Joab, a Hebrew warrior, "captain of the host" (generalissimo of the army) during the greater part of David's reign, died about 1015 B. C. In the reign of Saul he accompanied David on his wanderings in the southern part of Palestine and its vicinitv, and after Saul's death he defeated the troops of Abner, who supported Ishbo-sheth, the son of that king, as successor, and whom he assassinated after he became reconciled to David. His valor in the assault on the fortress of Zion, held by the Jebusites, gained him the chief command of the army of all Israel, and he had the principal merit in the conquests of his master. He adhered faithfully to the king during the revolt of Absalom. When, in order to conciliate the powerful rebellious party, the command of the host was given to Amasa, who had been Absalom's general, Joab soon rid himself of this rival by murdering him. David was obliged to overlook the murders of Abner and Amasa, but before dying gave strict directions to his son Solomon to put Joab to death.
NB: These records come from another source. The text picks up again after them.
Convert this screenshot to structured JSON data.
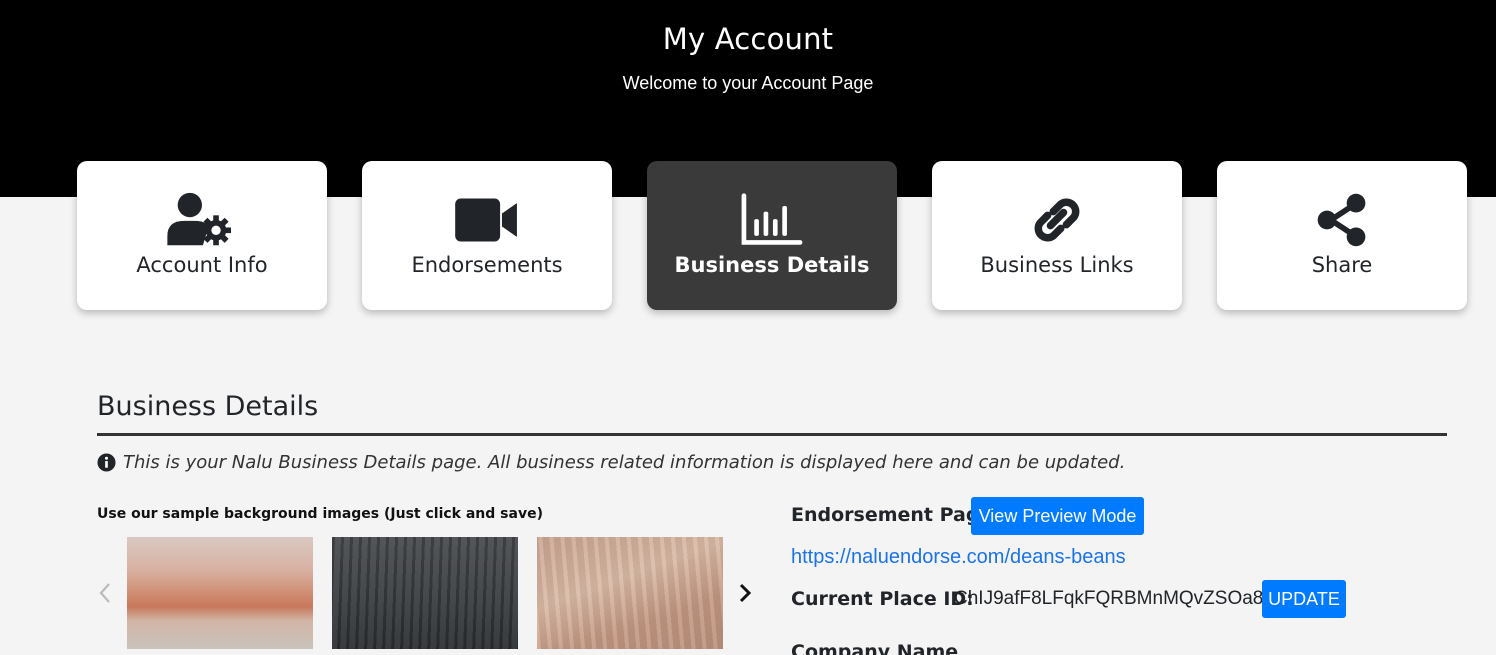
{
  "header": {
    "title": "My Account",
    "subtitle": "Welcome to your Account Page"
  },
  "nav_cards": [
    {
      "label": "Account Info",
      "icon": "user-gear-icon",
      "active": false
    },
    {
      "label": "Endorsements",
      "icon": "video-camera-icon",
      "active": false
    },
    {
      "label": "Business Details",
      "icon": "bar-chart-icon",
      "active": true
    },
    {
      "label": "Business Links",
      "icon": "link-icon",
      "active": false
    },
    {
      "label": "Share",
      "icon": "share-icon",
      "active": false
    }
  ],
  "section": {
    "title": "Business Details",
    "info": "This is your Nalu Business Details page. All business related information is displayed here and can be updated."
  },
  "samples": {
    "label": "Use our sample background images (Just click and save)"
  },
  "endorsement": {
    "label": "Endorsement Page",
    "preview_button": "View Preview Mode",
    "link": "https://naluendorse.com/deans-beans",
    "place_label": "Current Place ID:",
    "place_id": "ChIJ9afF8LFqkFQRBMnMQvZSOa8",
    "update_button": "UPDATE",
    "company_label": "Company Name"
  },
  "colors": {
    "header_bg": "#000000",
    "page_bg": "#f4f4f4",
    "active_card": "#3a3a3a",
    "primary_button": "#007bff",
    "link": "#1a73e8"
  }
}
Shortly before the death of David he participated in the unsuccessful demonstration in favor of the natural heir Adonijah, and afterward fled for refuge to the altar, where he was put to death by command of the new king.

His brothers Abishai and Asahel were also conspicuous as military leaders in the earlier part of the history of David.